The convention will see a list of Asian talents from a much wider set of disciplines this year. Kipi, one of Japanese most famous cosplayers is visiting Singapore for the first time to judge STGCC’s cosplay competition together with Tadaaki Dosai, Editor-in-Chief for Cosmode, Japan’s leading cosplay magazine. Kipi was here at the preview this afternoon to greet the media as well.
Like the other guests, we had the chance to meet face to face with this popular cosplayer and ask her some simple questions.
Kipi revealed that she had been cosplaying since she was 17 at a time when cosplaying had not quite gained public recognition yet. She was mum when asked when exactly this was lest she reveal her age, cheekily replying that it was a himitsu (secret) in a sing song manner.
When I inquired how she went about choosing these characters to cosplay, she answered that she chose characters that were physically similar to herself. Kipi admitted that she wasn’t a very good at acting, which is why she selected characters that were more in-line with her out spoken personality. Saying that her friends had once teased her when she acted as a more submissive character.
We could sense Kipi’s passion for cosplay as she had painstakingly created all her costumes by hand, paying special attention to the materials used. When I brought up this point, she answered by explaining the responsibility she felt so as not to disappoint fans of particular characters. Which was also the reason why she didn’t cosplay as characters she felt she wouldn’t be able to accurately portray.
When asked what characters she would like to cosplay as but couldn’t, she revealed that she wasn’t able to do busty characters such as Mikuru Asahina from the Haruhi Suzumiya series. Kipi quoted a time when she had once tried fitting 6 socks into her bra. For this same reason, she is also unable to wear revealing costumes such as swimwear. Her small stature also didn’t allow her to do danso (i.e. portray male characters).

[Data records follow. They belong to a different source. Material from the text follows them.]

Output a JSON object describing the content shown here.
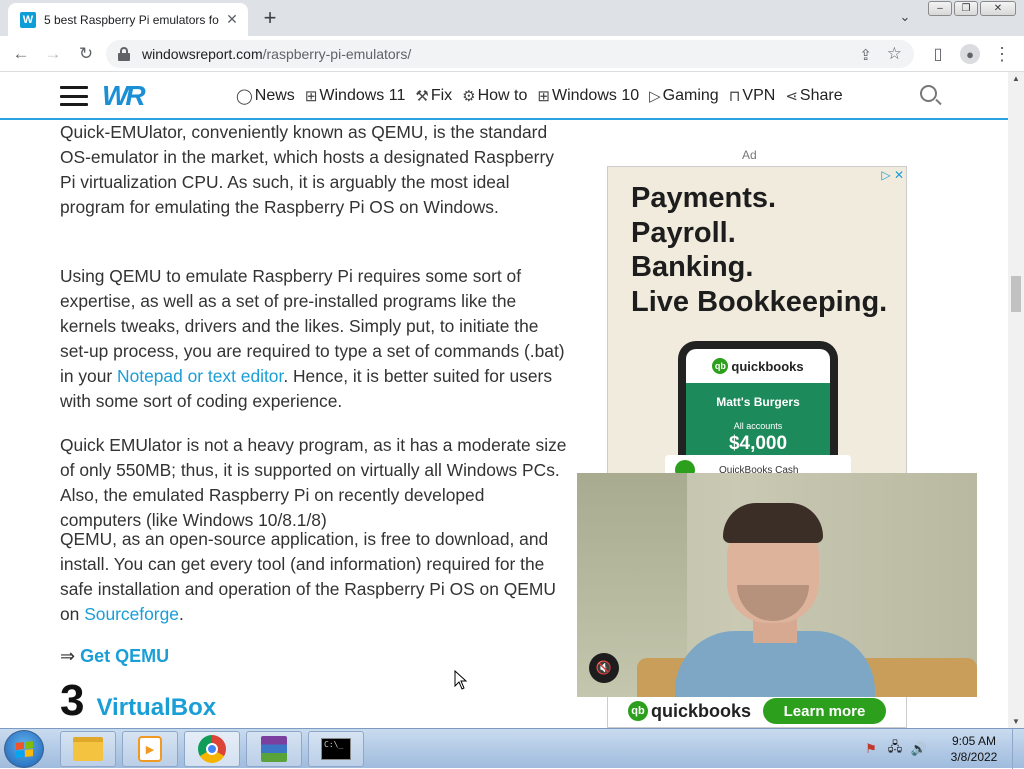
{
  "browser": {
    "tab_title": "5 best Raspberry Pi emulators fo",
    "tab_favicon": "W",
    "url_host": "windowsreport.com",
    "url_path": "/raspberry-pi-emulators/"
  },
  "site": {
    "logo": "WR",
    "nav": [
      {
        "icon": "chat-bubble-icon",
        "glyph": "◯",
        "label": "News"
      },
      {
        "icon": "windows-grid-icon",
        "glyph": "⊞",
        "label": "Windows 11"
      },
      {
        "icon": "wrench-icon",
        "glyph": "🔧",
        "label": "Fix"
      },
      {
        "icon": "gear-icon",
        "glyph": "⚙",
        "label": "How to"
      },
      {
        "icon": "windows-grid-icon",
        "glyph": "⊞",
        "label": "Windows 10"
      },
      {
        "icon": "play-icon",
        "glyph": "▷",
        "label": "Gaming"
      },
      {
        "icon": "lock-icon",
        "glyph": "🔒",
        "label": "VPN"
      },
      {
        "icon": "share-icon",
        "glyph": "⋖",
        "label": "Share"
      }
    ]
  },
  "article": {
    "p1": "Quick-EMUlator, conveniently known as QEMU, is the standard OS-emulator in the market, which hosts a designated Raspberry Pi virtualization CPU. As such, it is arguably the most ideal program for emulating the Raspberry Pi OS on Windows.",
    "p2_before": "Using QEMU to emulate Raspberry Pi requires some sort of expertise, as well as a set of pre-installed programs like the kernels tweaks, drivers and the likes. Simply put, to initiate the set-up process, you are required to type a set of commands (.bat) in your ",
    "p2_link": "Notepad or text editor",
    "p2_after": ". Hence, it is better suited for users with some sort of coding experience.",
    "p3": "Quick EMUlator is not a heavy program, as it has a moderate size of only 550MB; thus, it is supported on virtually all Windows PCs. Also, the emulated Raspberry Pi on recently developed computers (like Windows 10/8.1/8)",
    "p4_before": "QEMU, as an open-source application, is free to download, and install. You can get every tool (and information) required for the safe installation and operation of the Raspberry Pi OS on QEMU on ",
    "p4_link": "Sourceforge",
    "p4_after": ".",
    "get_arrow": "⇒",
    "get_link": "Get QEMU",
    "section_number": "3",
    "section_title": "VirtualBox"
  },
  "ad": {
    "label": "Ad",
    "headline_1": "Payments.",
    "headline_2": "Payroll.",
    "headline_3": "Banking.",
    "headline_4": "Live Bookkeeping.",
    "phone_brand": "quickbooks",
    "phone_company": "Matt's Burgers",
    "phone_accounts": "All accounts",
    "phone_amount": "$4,000",
    "card_text": "QuickBooks Cash",
    "logo_text": "quickbooks",
    "cta": "Learn more"
  },
  "taskbar": {
    "time": "9:05 AM",
    "date": "3/8/2022",
    "cmd_text": "C:\\_"
  }
}
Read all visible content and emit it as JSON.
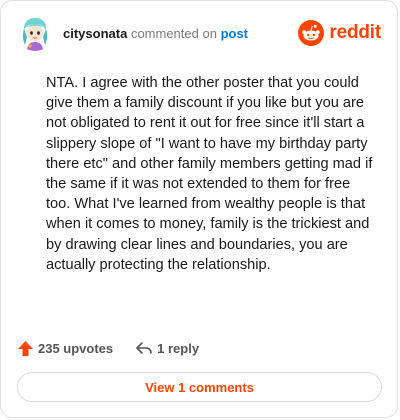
{
  "header": {
    "username": "citysonata",
    "action_text": "commented on",
    "post_link": "post",
    "brand_name": "reddit"
  },
  "comment": {
    "body": "NTA. I agree with the other poster that you could give them a family discount if you like but you are not obligated to rent it out for free since it'll start a slippery slope of \"I want to have my birthday party there etc\" and other family members getting mad if the same if it was not extended to them for free too. What I've learned from wealthy people is that when it comes to money, family is the trickiest and by drawing clear lines and boundaries, you are actually protecting the relationship."
  },
  "actions": {
    "upvotes": "235 upvotes",
    "replies": "1 reply",
    "upvote_icon": "upvote-arrow-icon",
    "reply_icon": "reply-arrow-icon"
  },
  "footer": {
    "view_comments_label": "View 1 comments"
  },
  "colors": {
    "brand": "#ff4500",
    "link": "#0079d3",
    "text": "#1a1a1b",
    "muted": "#7c7c7c"
  }
}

The Singapore Toy, Game and Comic Convention 2011 kicks off tomorrow on the 20th of August. We hope to see you there! As part of our continual coverage, we’ll be interviewing some of the guests as well so do look forward to that.